It was late afternoon when John Paul II arrived at Grant Park, a magnificent setting framed by Chicago's skyscrapers facing Lake Michigan, and another great crowd was waiting to greet him. Some people had begun arriving in the near-freezing temperatures early this morning. Others kept streaming in for hours. By midday the lines of pedestrains were long and thick as they proceeded through the city to the park. It was a perfect day for an outdoor gathering -- the winds brisk but the sun warm, and the people responded in keeping with that setting. They were patient and friendly and in good spirits.

For some of us, Grant Park remains a painful memory. The park became the symbol of the brutality and violence that marked the ending of the tumultuous Democratic convention in 1968, and the thousands who filled it then formed something of an American army in opposition to the American political leadership of that era. Tension and anger were the hallmarks of that rally in the park a decade ago, and the chemistry between police and people was combustible.

Today goodwill prevailed in the crowd of 1.5 million -- the largest to greet the pope so far on his American tour. The police were smiling and mingling without any air of heavy officiousness. "Have a good day," one Chicago cop kept saying to people as they entered the park.

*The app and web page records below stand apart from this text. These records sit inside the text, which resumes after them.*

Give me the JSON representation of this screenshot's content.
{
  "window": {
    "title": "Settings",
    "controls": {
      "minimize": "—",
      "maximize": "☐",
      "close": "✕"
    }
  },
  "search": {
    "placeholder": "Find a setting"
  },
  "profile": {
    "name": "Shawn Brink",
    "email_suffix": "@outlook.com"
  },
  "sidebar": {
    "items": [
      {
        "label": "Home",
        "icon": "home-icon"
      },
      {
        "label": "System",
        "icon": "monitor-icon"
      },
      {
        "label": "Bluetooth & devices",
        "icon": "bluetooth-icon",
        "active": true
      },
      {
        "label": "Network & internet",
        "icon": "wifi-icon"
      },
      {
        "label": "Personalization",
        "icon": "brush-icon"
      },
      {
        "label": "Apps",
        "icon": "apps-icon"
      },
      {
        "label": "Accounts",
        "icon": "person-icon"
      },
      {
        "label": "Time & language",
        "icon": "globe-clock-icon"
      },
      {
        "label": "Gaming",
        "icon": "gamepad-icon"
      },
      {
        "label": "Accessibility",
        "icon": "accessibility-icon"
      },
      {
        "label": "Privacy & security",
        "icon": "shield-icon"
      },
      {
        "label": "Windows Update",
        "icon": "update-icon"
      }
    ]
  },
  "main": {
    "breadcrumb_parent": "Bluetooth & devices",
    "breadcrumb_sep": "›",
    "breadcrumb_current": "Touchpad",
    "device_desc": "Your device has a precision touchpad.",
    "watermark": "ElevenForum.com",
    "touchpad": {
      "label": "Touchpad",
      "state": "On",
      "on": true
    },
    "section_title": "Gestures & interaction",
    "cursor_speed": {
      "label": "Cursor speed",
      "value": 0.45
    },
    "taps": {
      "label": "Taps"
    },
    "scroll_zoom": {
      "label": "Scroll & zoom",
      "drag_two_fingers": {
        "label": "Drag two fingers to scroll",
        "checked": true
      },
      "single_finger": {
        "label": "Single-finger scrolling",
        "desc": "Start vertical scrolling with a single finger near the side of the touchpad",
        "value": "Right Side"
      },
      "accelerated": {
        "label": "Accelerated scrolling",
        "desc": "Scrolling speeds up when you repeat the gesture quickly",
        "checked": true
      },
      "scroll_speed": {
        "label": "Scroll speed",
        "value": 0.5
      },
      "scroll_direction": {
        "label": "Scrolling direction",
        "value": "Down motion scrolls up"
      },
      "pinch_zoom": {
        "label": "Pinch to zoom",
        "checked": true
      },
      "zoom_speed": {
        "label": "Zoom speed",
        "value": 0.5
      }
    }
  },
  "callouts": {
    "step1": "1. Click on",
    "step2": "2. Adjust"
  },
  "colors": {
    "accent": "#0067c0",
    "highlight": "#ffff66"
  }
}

Grant Park was filled with families. They sat on blankets or folding chairs and ate picnic lunches. Many carried palm fronds. Even the air of inevitable hucksterism was more subdued.

In New York the other day, after the pope completed his United Nations address, the barkers sprang up as if from nowhere in the streets. They were bellowing, "Pope buttons one buck, pope buttons one buck," and aggressively pressing a variety of papal souvenirs on passersby.

That wasn't the case in Chicago today. Outside the Palmer House, where our traveling papal party spent the night, a vendor had posted a sign offering "box lunches to go." But at $5 you got fried chicken, potato chips, a roll, an apple, a brownie, and beverage. Which is more in food, and considerably cheaper in price, than breakfast inside the hotel this morning. And on Michigan Avenue, young men were selling pictures of the pope -- but without the raucous tones of New York -- and here you got five pictures for a buck. Chicago, which is supposed to be so boisterous compared to New York's sophistication, on this day proved more subdued in manner and less commercial in character.

The pope's message before the crowd in the park was another mixture of temporal observations and religious concerns. Binding the two was the common thread of unity.

He wanted to speak as an evangelist about the unity of the Catholic Church, he said, but also about the unity of the American people. For all their diversity, all their multi-faceted complexities, Americans have had a common purpose, the pope said: "One nation formed of many people, e pluribus unum." Three times he gave that Latin refrain to sum up his understanding of the meaning of America, and ended that part of his message by saying:

"Again e pluribus unum: you became a new entity, a new people, the true nature of which cannot be adequately explained as a mere putting together of various communities."

So, too, he said, is the Catholic Church "composed of many members and enriched by the diversity of those making up the one community of faith." Then the pope appealed for "harmony and consistency of doctrine," and urged Catholics to reconcile their internal theological differences.

"Let love then build the bridges across our differences and at times our contrasting positions," he said. "Let love for each other and love for truth be the answer to polarization, when factions are formed because of differing views in matters that relate to faith or to the priorities for action. No one in the ecclesiastical community should ever feel alienated or unloved, even when tensions arise in the course of common efforts to bring the fruits of the gospel to society around us."

His words may not achieve his wish of unity, and undoubtedly the religious controversies will continue. But as only one of many who watched today, again it was John Paul, the person, who made the deepest impression. It was the way he addressed the crowds or sat with his eyes deeply shut in prayer, a look approaching plain on his face, that will be remembered.